Perceived security vs. true security in communication platforms

Too many organizations view security through the wrong lens.

In some cases, an organization may think email is not secure and instead want to communicate via telephone or mail because it is perceived to be more secure since it is not through connected devices.

In its default state, email is not secure. The messages may be transmitted unencrypted between the mail server and the client, meaning that with the right access to infrastructure and skills, someone could still intercept them.

A telephone call is carried over a network in the same way and is subject to the same possibility of attack. Even worse, if an individual is using a telephone line, a bad actor could intercept the communication by opening the telco’s switch box on the street and tapping the wires to listen to the call.

The same threat holds true for conventional, or snail mail. This is routed in much the same way via physical providers but intercepting the post doesn’t require any specialist knowledge or access

However, intercepting email requires much more knowledge.

Practicing secure communication methods

With email, the basic SMTP protocol used for inter-server email communication is designed for plain text communication. However, this applies between servers from the provider to the target’s provider. Client-to-server communication does not necessarily use SMTP, and most users access their mail service over HTTPS (e.g., Gmail, Hotmail, etc). Intercepting the last mile is useless because the traffic is encrypted.

Even if the email was unencrypted, specialized equipment is necessary to intercept email communication, making it more difficult than snatching an envelope. An attacker cannot easily tap the wires under the street like a phone line, they need to have decoding skills to impact the signalling of an email.

All major providers support SSL and will default to it. There are also ways to publish policies to ensure that communication will never fall back to unencrypted SMTP. Standards such as S/MIME allow for end-to-end encryption of email using the same PKI infrastructure used for HTTPS websites.

Looking past outdated workplace security

What might seem like common knowledge is often wrong. There is a perceived notion of security in office settings. Whereas older forms of communication might not be hackable through the Internet, this does not mean that those platforms and methods are safer in today’s world.
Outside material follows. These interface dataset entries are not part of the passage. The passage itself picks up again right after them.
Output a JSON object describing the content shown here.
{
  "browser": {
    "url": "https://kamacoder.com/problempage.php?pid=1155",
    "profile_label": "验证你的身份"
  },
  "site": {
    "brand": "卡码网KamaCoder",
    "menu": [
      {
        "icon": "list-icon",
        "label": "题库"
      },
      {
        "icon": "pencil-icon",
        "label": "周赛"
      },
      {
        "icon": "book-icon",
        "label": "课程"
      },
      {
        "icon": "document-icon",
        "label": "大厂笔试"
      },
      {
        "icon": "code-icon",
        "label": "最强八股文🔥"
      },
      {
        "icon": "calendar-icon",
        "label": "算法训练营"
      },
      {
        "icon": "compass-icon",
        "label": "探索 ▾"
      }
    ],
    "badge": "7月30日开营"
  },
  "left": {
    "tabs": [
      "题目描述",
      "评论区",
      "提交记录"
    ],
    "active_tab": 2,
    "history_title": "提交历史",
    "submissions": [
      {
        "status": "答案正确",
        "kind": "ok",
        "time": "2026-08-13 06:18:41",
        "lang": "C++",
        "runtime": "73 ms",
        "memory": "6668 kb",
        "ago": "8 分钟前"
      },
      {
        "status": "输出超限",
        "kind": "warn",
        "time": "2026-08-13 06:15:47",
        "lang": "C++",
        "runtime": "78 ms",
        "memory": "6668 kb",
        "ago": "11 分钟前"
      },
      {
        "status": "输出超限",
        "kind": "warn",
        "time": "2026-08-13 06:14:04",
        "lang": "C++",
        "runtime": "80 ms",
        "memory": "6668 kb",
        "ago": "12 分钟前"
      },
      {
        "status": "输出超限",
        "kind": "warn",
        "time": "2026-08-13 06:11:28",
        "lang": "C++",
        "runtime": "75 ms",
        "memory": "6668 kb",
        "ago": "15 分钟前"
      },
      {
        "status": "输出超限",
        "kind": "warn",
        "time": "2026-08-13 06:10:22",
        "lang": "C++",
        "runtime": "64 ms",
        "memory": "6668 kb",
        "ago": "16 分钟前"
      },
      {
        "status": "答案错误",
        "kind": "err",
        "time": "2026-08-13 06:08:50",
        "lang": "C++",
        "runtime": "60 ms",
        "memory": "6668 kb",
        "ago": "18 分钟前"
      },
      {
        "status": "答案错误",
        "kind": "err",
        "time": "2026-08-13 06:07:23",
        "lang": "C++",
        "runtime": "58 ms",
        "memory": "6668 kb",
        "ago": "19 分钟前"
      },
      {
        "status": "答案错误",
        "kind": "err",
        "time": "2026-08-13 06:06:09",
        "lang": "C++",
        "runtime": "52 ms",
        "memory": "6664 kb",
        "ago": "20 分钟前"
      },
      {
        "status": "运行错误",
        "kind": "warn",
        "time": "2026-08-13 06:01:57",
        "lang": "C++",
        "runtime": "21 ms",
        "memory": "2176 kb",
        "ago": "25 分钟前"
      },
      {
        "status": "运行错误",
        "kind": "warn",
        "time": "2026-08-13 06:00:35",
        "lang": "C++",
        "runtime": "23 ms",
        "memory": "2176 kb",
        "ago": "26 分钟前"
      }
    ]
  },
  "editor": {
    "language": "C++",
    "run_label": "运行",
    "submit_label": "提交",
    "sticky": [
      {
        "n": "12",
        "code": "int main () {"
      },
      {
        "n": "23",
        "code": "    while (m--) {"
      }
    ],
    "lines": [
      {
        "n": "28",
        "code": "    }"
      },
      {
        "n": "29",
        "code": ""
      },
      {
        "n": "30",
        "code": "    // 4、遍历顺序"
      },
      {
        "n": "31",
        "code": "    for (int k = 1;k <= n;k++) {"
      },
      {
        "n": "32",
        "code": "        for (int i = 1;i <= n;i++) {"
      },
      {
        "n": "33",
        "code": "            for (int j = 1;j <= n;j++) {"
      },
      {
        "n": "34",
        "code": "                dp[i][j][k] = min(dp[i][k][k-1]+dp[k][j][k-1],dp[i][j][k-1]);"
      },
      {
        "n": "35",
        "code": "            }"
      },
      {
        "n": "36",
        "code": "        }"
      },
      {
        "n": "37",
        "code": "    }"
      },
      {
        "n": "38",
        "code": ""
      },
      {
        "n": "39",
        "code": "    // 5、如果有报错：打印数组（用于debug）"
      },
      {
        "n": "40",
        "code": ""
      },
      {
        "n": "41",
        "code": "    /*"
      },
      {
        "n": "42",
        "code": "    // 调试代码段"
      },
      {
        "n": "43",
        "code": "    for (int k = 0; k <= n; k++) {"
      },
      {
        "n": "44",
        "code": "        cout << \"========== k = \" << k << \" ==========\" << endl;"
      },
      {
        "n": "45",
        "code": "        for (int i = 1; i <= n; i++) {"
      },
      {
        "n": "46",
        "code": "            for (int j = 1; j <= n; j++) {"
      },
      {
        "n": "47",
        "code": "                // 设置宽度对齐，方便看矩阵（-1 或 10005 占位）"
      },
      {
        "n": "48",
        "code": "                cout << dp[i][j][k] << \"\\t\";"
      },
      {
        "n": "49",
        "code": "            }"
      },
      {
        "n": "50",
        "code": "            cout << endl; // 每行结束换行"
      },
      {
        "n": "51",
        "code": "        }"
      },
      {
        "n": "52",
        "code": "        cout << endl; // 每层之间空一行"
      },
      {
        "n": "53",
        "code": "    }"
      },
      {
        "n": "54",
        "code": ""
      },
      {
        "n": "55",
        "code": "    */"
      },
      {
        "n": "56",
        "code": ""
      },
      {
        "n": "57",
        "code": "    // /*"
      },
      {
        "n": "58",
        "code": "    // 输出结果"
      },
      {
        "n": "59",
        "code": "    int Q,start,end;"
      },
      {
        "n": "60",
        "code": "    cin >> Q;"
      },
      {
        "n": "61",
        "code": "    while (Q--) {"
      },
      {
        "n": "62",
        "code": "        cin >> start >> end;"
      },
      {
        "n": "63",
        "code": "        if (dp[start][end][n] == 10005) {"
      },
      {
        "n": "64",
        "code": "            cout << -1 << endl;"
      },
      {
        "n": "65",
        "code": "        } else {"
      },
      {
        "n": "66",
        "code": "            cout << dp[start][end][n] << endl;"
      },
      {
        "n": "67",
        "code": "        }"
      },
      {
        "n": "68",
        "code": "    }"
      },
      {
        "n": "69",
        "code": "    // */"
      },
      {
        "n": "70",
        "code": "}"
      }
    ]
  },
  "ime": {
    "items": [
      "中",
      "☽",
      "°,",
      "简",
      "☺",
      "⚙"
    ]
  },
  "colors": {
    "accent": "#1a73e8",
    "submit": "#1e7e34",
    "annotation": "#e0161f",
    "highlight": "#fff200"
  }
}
The “tried and true” cannot be taken for granted as secure because it is what has always been used. Organizations should look at all sides of the problem before declaring one method is more secure than the another and reconsider the most secure workplace setting.